# Leech polytope

Leech polytope | |
---|---|

Rank | 24 |

Type | Isogonal |

Notation | |

Bowers style acronym | Leech |

Elements | |

Facets | 1197362269604214277200 (232 types) |

Edges | 452088000+4629381120 |

Vertices | 196560 |

Measures (short edge length 1) | |

Edge lengths | Short (452088000): 1 |

Long (4629381120): | |

Circumradius | |

Central density | 1 |

Related polytopes | |

Army | Leech |

Regiment | Leech |

Conjugate | Leech |

Abstract & topological properties | |

Euler characteristic | 0 |

Orientable | Yes |

Properties | |

Symmetry | Co_{0}, order 8315553613086720000 |

Convex | Yes |

Nature | Tame |

The **Leech polytope** is a convex isogonal 24-polytope defined as the contact polytope of the Leech lattice. It is perhaps easiest to understand in relation to the kissing number problem, which asks about the maximum number of non-overlapping unit n -balls in n -dimensional Euclidean space that all touch a central unit n -ball. The kissing number in 24 dimensions is exactly 196,560, which requires a packing so restrictive that it admits only one possible configuration up to rotation and reflection. When the convex hull is taken of the centers of the outer 24-balls, the Leech polytope results. It has 1197362269604214277200 facets, 5081469120 edges and 196560 vertices.

The Leech polytope is chiral, and has a lower symmetry order than the regular 24-polytopes. For example, the symmetry order of the 24-dimensional simplex is 15511210043330985984000000, which is 1865325 times higher than the symmetry of the Leech polytope.

The ratio between the longest and shortest edges is ≈ 1.22474.

## Vertex coordinates[edit | edit source]

The vertex coordinates of the Leech polytope are exactly the vectors in the Leech lattice that go to the centers of the 196560 hyperspheres that touch the hypersphere centered at the origin.

To obtain the coordinates of these vectors, we need information from the extended binary Golay code. For our purposes, we can treat the code as a mapping between 12-bit binary numbers and 24-bit binary "codewords", or even more simply as a list of those codewords. A codeword can be obtained by multiplying a 12-bit binary number (viewed as a 12-element row vector of binary digits) by the generation matrix of the code, over the integers modulo 2. (This means that 1+1=0. We can achieve this effect by doing the multiplication in the "natural" manner and then taking the remainder of the results modulo 2.)
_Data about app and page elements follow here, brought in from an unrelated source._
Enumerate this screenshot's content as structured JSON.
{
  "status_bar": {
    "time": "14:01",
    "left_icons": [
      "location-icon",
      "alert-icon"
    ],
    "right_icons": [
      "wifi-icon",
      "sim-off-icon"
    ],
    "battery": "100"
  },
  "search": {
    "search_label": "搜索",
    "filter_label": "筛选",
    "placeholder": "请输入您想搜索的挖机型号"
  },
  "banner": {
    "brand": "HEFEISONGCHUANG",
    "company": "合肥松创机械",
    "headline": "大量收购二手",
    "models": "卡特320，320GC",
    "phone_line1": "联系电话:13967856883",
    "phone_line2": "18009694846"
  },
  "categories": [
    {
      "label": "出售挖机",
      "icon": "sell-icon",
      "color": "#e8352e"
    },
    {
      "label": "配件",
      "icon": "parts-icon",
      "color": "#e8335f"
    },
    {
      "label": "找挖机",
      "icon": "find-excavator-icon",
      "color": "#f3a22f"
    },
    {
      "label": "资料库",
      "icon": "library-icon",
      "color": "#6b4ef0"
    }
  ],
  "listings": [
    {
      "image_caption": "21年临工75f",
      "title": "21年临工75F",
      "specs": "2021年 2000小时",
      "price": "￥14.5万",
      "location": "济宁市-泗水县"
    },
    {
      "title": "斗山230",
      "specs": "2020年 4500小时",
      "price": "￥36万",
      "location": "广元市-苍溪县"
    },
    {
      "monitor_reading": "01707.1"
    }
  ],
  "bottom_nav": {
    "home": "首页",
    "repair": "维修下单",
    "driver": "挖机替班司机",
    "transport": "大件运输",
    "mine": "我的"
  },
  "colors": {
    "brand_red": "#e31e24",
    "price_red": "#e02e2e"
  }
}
The generation matrix of the code is:

Of the 4096 codewords, one is all 0s, 759 have eight 1s (and are referred to as "octads"), 2576 have twelve 1s, another 759 have sixteen 1s (and are the complements of the octads), and one is all 1s.

With this in mind, the vertex coordinates of the Leech polytope, centered at the origin and with circumradius , are given by:

- All permutations and sign changes of

- This produces vertices.

- All even sign changes of the nonzero coordinates of the following, where the nonzero coordinates are located at the 1s of an octad:

- This produces 128 × 759 = 97152 vertices.

- All permutations of the following, then with individual coordinate's signs changed at all the locations of the 1s of a codeword:

- This produces 24 × 4096 = 98304 vertices.

## Related polytopes[edit | edit source]

The Leech polytope contains the vertices and edges of a rectified 24-orthoplex and an expanded 24-simplex.

## External links[edit | edit source]

- Wikipedia contributors. "Leech lattice".

## References[edit | edit source]

- Sikirić, Mathieu Dutour, Achill Schürmann, and Frank Vallentin.
*The contact polytope of the Leech lattice*. - J. H. Conway, Richard A. Parker, and N. J. A. Sloane.
*The Covering Radius of the Leech Lattice*. - Jonathan Bowers.
*Polytopes of Various Dimensions*